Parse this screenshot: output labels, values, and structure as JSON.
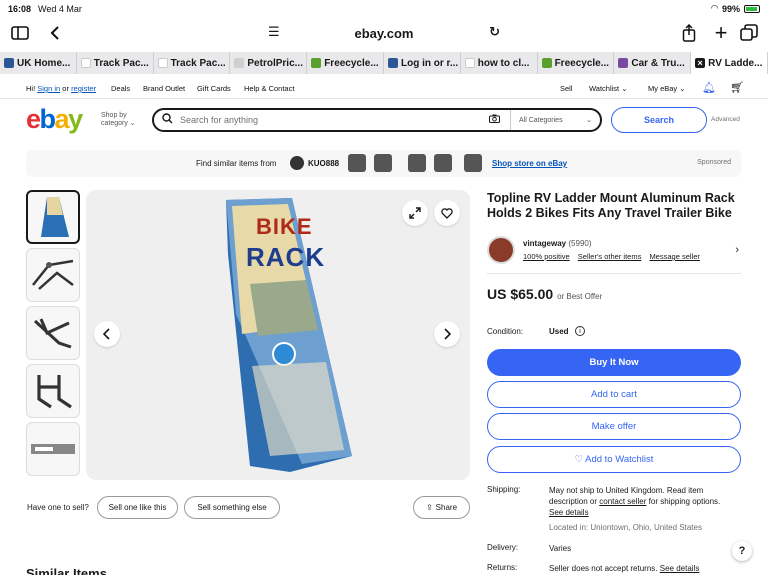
{
  "status_bar": {
    "time": "16:08",
    "date": "Wed 4 Mar",
    "battery": "99%"
  },
  "browser": {
    "url": "ebay.com",
    "tabs": [
      {
        "label": "UK Home...",
        "icon": "ebay-favicon",
        "color": "#2b5797"
      },
      {
        "label": "Track Pac...",
        "icon": "amazon-favicon",
        "color": "#ffffff"
      },
      {
        "label": "Track Pac...",
        "icon": "amazon-favicon",
        "color": "#ffffff"
      },
      {
        "label": "PetrolPric...",
        "icon": "petrol-favicon",
        "color": "#cfcfcf"
      },
      {
        "label": "Freecycle...",
        "icon": "freecycle-favicon",
        "color": "#5aa02c"
      },
      {
        "label": "Log in or r...",
        "icon": "login-favicon",
        "color": "#2b5797"
      },
      {
        "label": "how to cl...",
        "icon": "google-favicon",
        "color": "#ffffff"
      },
      {
        "label": "Freecycle...",
        "icon": "freecycle-favicon",
        "color": "#5aa02c"
      },
      {
        "label": "Car & Tru...",
        "icon": "car-favicon",
        "color": "#7a4aa0"
      },
      {
        "label": "RV Ladde...",
        "icon": "close-icon",
        "color": "#191919"
      }
    ]
  },
  "topnav": {
    "greeting": "Hi!",
    "sign_in": "Sign in",
    "or": "or",
    "register": "register",
    "deals": "Deals",
    "brand_outlet": "Brand Outlet",
    "gift_cards": "Gift Cards",
    "help": "Help & Contact",
    "sell": "Sell",
    "watchlist": "Watchlist",
    "my_ebay": "My eBay"
  },
  "header": {
    "logo_letters": [
      "e",
      "b",
      "a",
      "y"
    ],
    "logo_colors": [
      "#e53238",
      "#0064d2",
      "#f5af02",
      "#86b817"
    ],
    "shop_by_line1": "Shop by",
    "shop_by_line2": "category",
    "search_placeholder": "Search for anything",
    "all_categories": "All Categories",
    "search_button": "Search",
    "advanced": "Advanced"
  },
  "sponsored": {
    "find_similar": "Find similar items from",
    "seller": "KUO888",
    "shop_store": "Shop store on eBay",
    "label": "Sponsored"
  },
  "product": {
    "title": "Topline RV Ladder Mount Aluminum Rack Holds 2 Bikes Fits Any Travel Trailer Bike",
    "box_text_1": "BIKE",
    "box_text_2": "RACK",
    "seller_name": "vintageway",
    "seller_count": "(5990)",
    "positive": "100% positive",
    "other_items": "Seller's other items",
    "message": "Message seller",
    "price": "US $65.00",
    "best_offer": "or Best Offer",
    "condition_label": "Condition:",
    "condition_value": "Used",
    "buy_now": "Buy It Now",
    "add_cart": "Add to cart",
    "make_offer": "Make offer",
    "watchlist": "Add to Watchlist",
    "have_one": "Have one to sell?",
    "sell_like": "Sell one like this",
    "sell_else": "Sell something else",
    "share": "Share"
  },
  "shipping": {
    "label": "Shipping:",
    "line1": "May not ship to United Kingdom. Read item description or",
    "contact": "contact seller",
    "line2": "for shipping options.",
    "see_details": "See details",
    "location": "Located in: Uniontown, Ohio, United States",
    "delivery_label": "Delivery:",
    "delivery_value": "Varies",
    "returns_label": "Returns:",
    "returns_value": "Seller does not accept returns.",
    "returns_link": "See details"
  },
  "similar_heading": "Similar Items"
}
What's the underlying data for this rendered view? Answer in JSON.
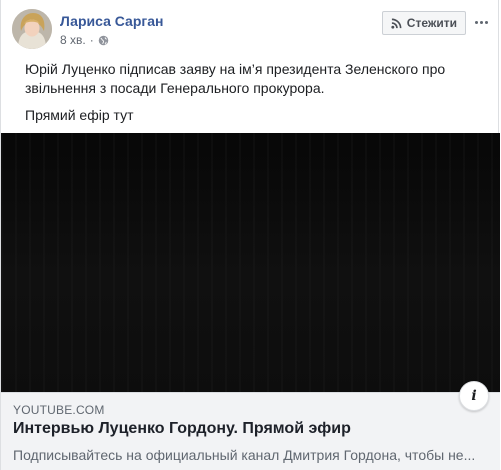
{
  "post": {
    "author": "Лариса Сарган",
    "timestamp": "8 хв.",
    "privacy_icon": "globe-icon",
    "follow_label": "Стежити",
    "follow_icon": "rss-icon",
    "more_icon": "more-icon",
    "text": "Юрій Луценко підписав заяву на ім’я президента Зеленского про звільнення з посади Генерального прокурора.",
    "text2": "Прямий ефір тут"
  },
  "link_preview": {
    "domain": "YOUTUBE.COM",
    "title": "Интервью Луценко Гордону. Прямой эфир",
    "description": "Подписывайтесь на официальный канал Дмитрия Гордона, чтобы не...",
    "info_icon": "info-icon",
    "info_glyph": "i"
  },
  "colors": {
    "author": "#385898",
    "text": "#1c1e21",
    "secondary": "#616770",
    "video_bg": "#0b0b0b",
    "link_box_bg": "#f2f3f5"
  }
}
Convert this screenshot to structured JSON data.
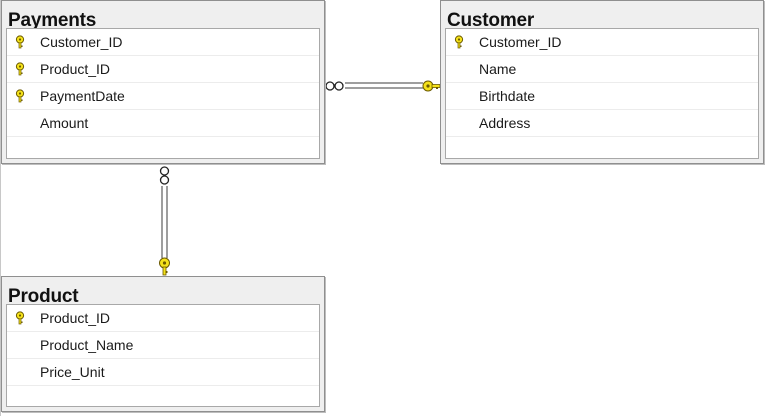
{
  "tables": {
    "payments": {
      "title": "Payments",
      "columns": [
        {
          "name": "Customer_ID",
          "key": true
        },
        {
          "name": "Product_ID",
          "key": true
        },
        {
          "name": "PaymentDate",
          "key": true
        },
        {
          "name": "Amount",
          "key": false
        }
      ]
    },
    "customer": {
      "title": "Customer",
      "columns": [
        {
          "name": "Customer_ID",
          "key": true
        },
        {
          "name": "Name",
          "key": false
        },
        {
          "name": "Birthdate",
          "key": false
        },
        {
          "name": "Address",
          "key": false
        }
      ]
    },
    "product": {
      "title": "Product",
      "columns": [
        {
          "name": "Product_ID",
          "key": true
        },
        {
          "name": "Product_Name",
          "key": false
        },
        {
          "name": "Price_Unit",
          "key": false
        }
      ]
    }
  },
  "relationships": [
    {
      "from": "payments",
      "to": "customer",
      "from_end": "many",
      "to_end": "one"
    },
    {
      "from": "payments",
      "to": "product",
      "from_end": "many",
      "to_end": "one"
    }
  ],
  "colors": {
    "key_fill": "#f5e21a",
    "key_stroke": "#6b5a00",
    "line": "#3c3c3c"
  }
}
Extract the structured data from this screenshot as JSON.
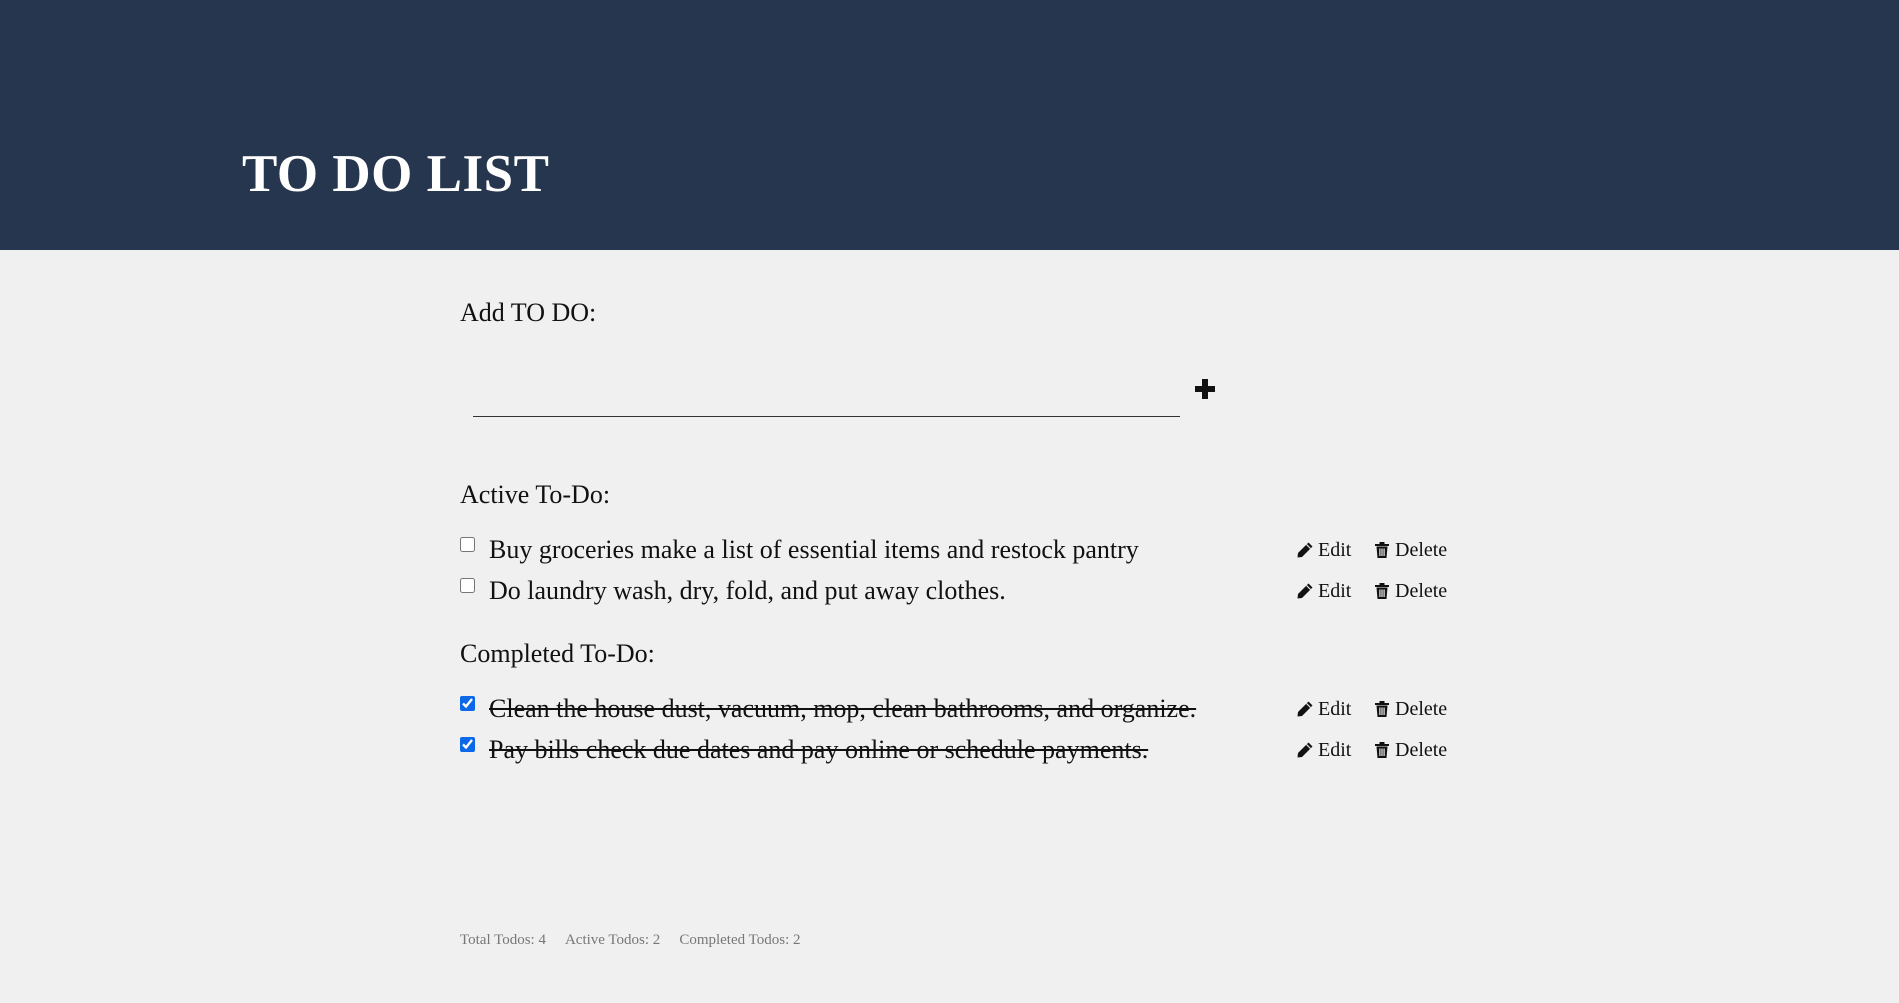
{
  "header": {
    "title": "TO DO LIST"
  },
  "add": {
    "label": "Add TO DO:",
    "input_value": "",
    "input_placeholder": "",
    "button_icon": "plus-icon"
  },
  "active": {
    "label": "Active To-Do:",
    "items": [
      {
        "text": "Buy groceries make a list of essential items and restock pantry",
        "checked": false
      },
      {
        "text": "Do laundry wash, dry, fold, and put away clothes.",
        "checked": false
      }
    ]
  },
  "completed": {
    "label": "Completed To-Do:",
    "items": [
      {
        "text": "Clean the house dust, vacuum, mop, clean bathrooms, and organize.",
        "checked": true
      },
      {
        "text": "Pay bills check due dates and pay online or schedule payments.",
        "checked": true
      }
    ]
  },
  "actions": {
    "edit_label": "Edit",
    "delete_label": "Delete",
    "edit_icon": "pencil-icon",
    "delete_icon": "trash-icon"
  },
  "stats": {
    "total": "Total Todos: 4",
    "active": "Active Todos: 2",
    "completed": "Completed Todos: 2"
  },
  "colors": {
    "header_bg": "#27364f",
    "page_bg": "#f0f0f0",
    "checkbox_accent": "#0b68e8"
  }
}
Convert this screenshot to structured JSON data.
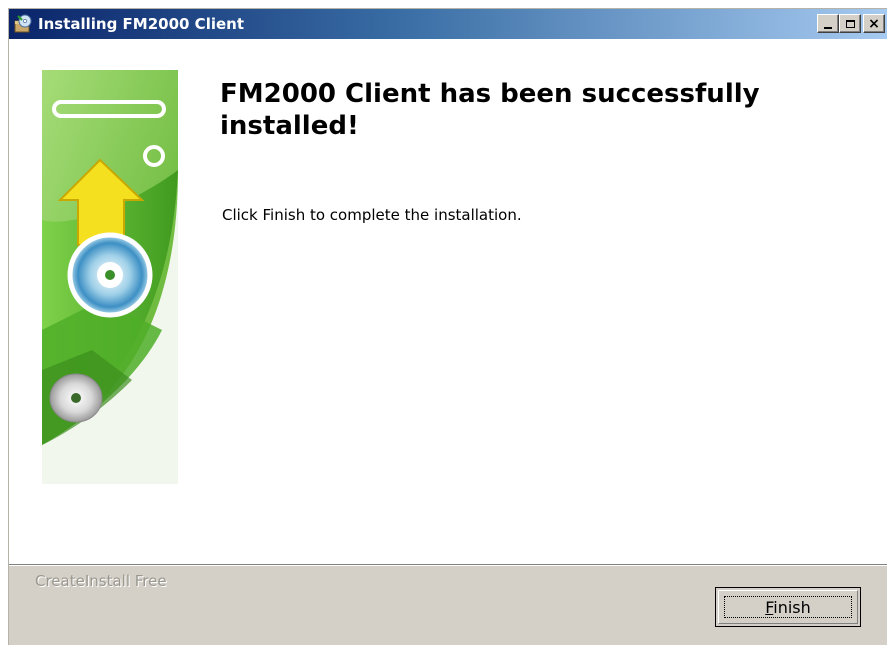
{
  "window": {
    "title": "Installing FM2000 Client",
    "app_icon": "installer-icon",
    "controls": {
      "minimize": "minimize-icon",
      "maximize": "maximize-icon",
      "close": "close-icon",
      "close_glyph": "×"
    }
  },
  "main": {
    "heading": "FM2000 Client has been successfully installed!",
    "instruction": "Click Finish to complete the installation.",
    "banner_icon": "install-cd-arrow-banner"
  },
  "footer": {
    "brand": "CreateInstall Free",
    "finish_access_key": "F",
    "finish_rest": "inish"
  },
  "colors": {
    "titlebar_start": "#0a246a",
    "titlebar_end": "#a6caf0",
    "banner_green": "#6cc23a",
    "arrow_yellow": "#f5e020",
    "dialog_gray": "#d4d0c8"
  }
}
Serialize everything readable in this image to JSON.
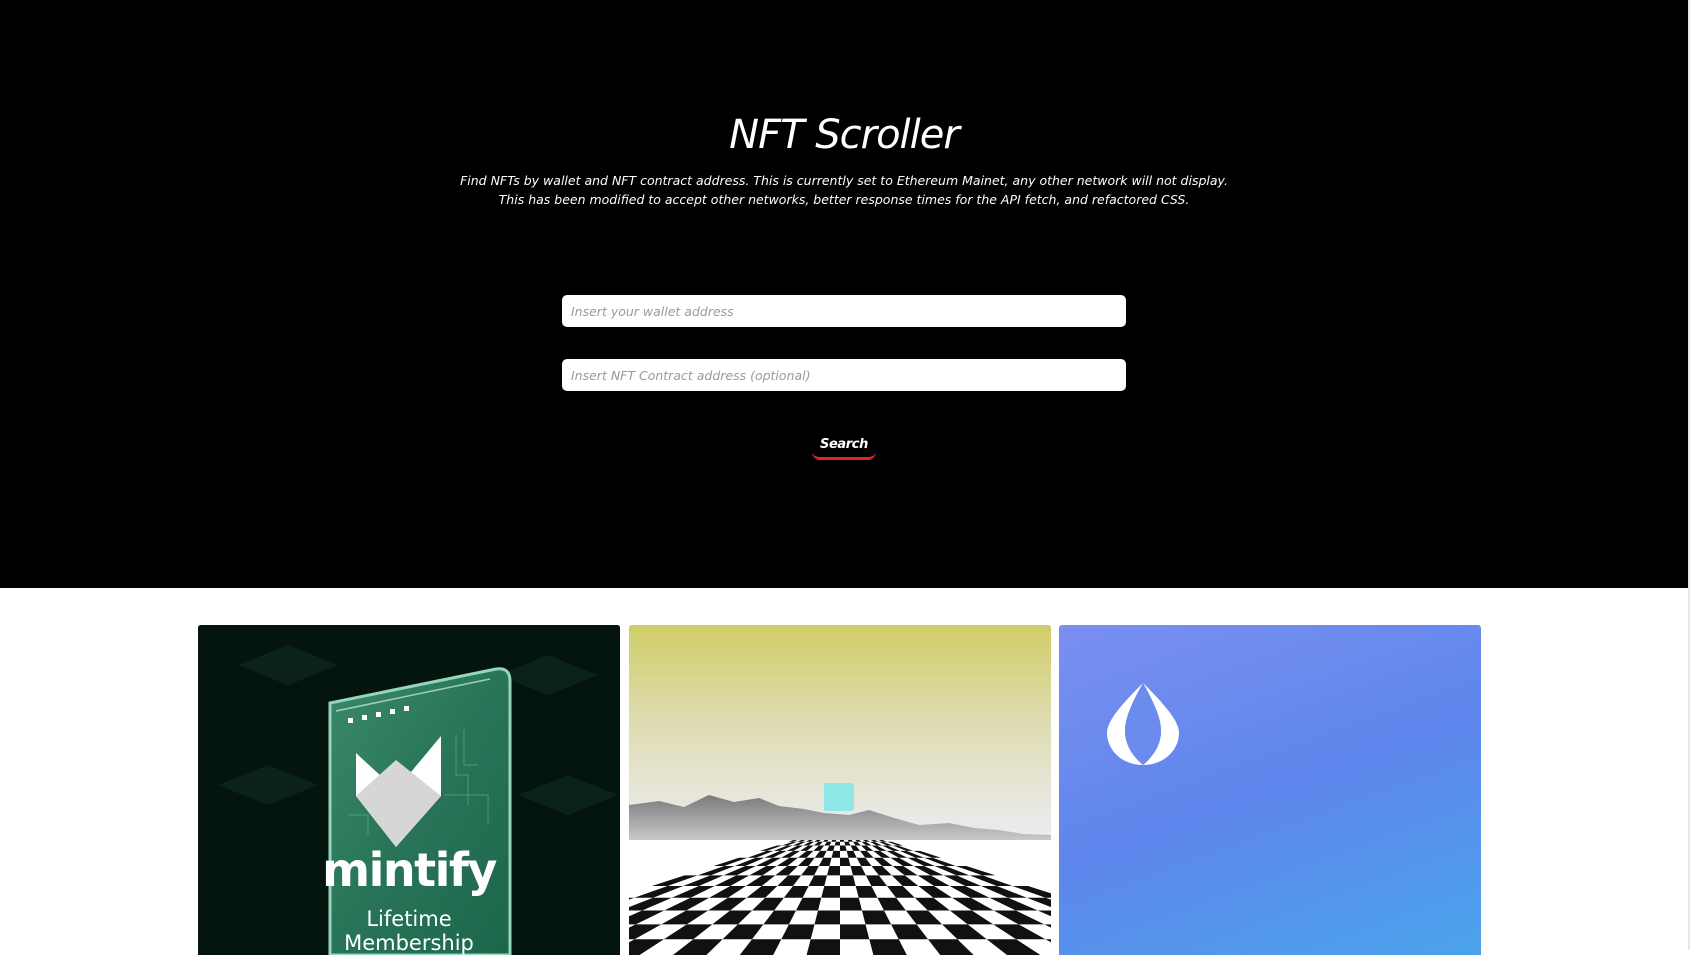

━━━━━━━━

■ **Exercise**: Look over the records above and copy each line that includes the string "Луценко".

■ **Exercise output**:
    "text": "Юрій Луценко підписав заяву на ім’я президента Зеленского про звільнення з посади Генерального прокурора.",
    "title": "Интервью Луценко Гордону. Прямой эфир",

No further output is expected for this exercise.